The next step in the application design is to connect methods and attributes with GUI elements using notifications. Notifications must of course be created after both source and target object are created. In the SciMark code they are just set up after executing build_gui(). All the six action buttons have very similar notifications, so only one is shown here:
The "Large Data" button has a notification setting the corresponding attribute:
Notified objects are accessed with dynamic search (the findobj() macro), which saves the programmer from defining global variables for all of them.
The code uses dynamic object tree search for accessing MUI objects.
The method sets the benchmark data size first, based on the d->LargeData switch variable.

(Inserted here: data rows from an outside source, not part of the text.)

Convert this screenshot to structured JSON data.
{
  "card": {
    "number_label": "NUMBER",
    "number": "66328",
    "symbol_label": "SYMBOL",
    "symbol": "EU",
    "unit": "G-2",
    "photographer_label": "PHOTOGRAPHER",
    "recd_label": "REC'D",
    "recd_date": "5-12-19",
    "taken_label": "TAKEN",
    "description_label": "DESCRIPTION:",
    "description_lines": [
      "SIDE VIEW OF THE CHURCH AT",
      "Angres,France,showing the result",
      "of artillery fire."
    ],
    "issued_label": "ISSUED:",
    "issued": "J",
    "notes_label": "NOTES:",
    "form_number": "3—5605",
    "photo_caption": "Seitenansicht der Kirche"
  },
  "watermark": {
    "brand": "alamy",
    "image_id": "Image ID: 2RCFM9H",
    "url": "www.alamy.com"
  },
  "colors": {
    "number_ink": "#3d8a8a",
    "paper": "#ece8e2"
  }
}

This variable is set with the APPA_LargeData attribute, which in turn is bound to the "Large Data" button via a notification. Then the status bar progress is cleared and some text is set to inform the user what is being done. The result textfield for the benchmark is cleared as well.
The next step is to put the application in the "busy" state. It should be always done, when the application may not be responding to user input for anything longer than, let's say half a second. Setting MUIA_Application_Sleep to TRUE locks the GUI and displays the busy mouse pointer when the application window is active. Of course offloading processor intensive tasks to a subprocess is a better solution in general cases, but for a benchmark it makes little sense. A user has to wait for the benchmark result anyway before doing anything else, like starting another benchmark. The only usability problem is that a benchmark can't be stopped before it finishes. Let's leave it as is for now, for a benchmark, where the computer is expected to use all its computing power for benchmarking, a few seconds of GUI being unresponsive is not such a big problem.
The next line of code runs the benchmark, by calling kernel_measureFFT() function from the original SciMark code. After the benchmark is done, the result is formatted and displayed in the result field using NewRawDoFmt(), which is a low-level string formatting function from exec.library and with the RAWFMTFUNC_STRING constant, it works just like sprintf(). It uses a fixed buffer of 128 characters (which is much more than needed, but adds a safety margin) located in the object instance data. Unsleeping the application and setting the status bar text to "Ready." ends the method.
The APPM_AllBenchmarks() method code is longer so it is not repeated here. The method is very similar to the single benchmark method anyway. The difference is it runs all 5 tests accumulating their results in a table. It also updates the progress bar after every benchmark. Finally it calculates a mean score and displays it.
The complete source of SciMark2 MUI port
The program may be built by running make in the source directory.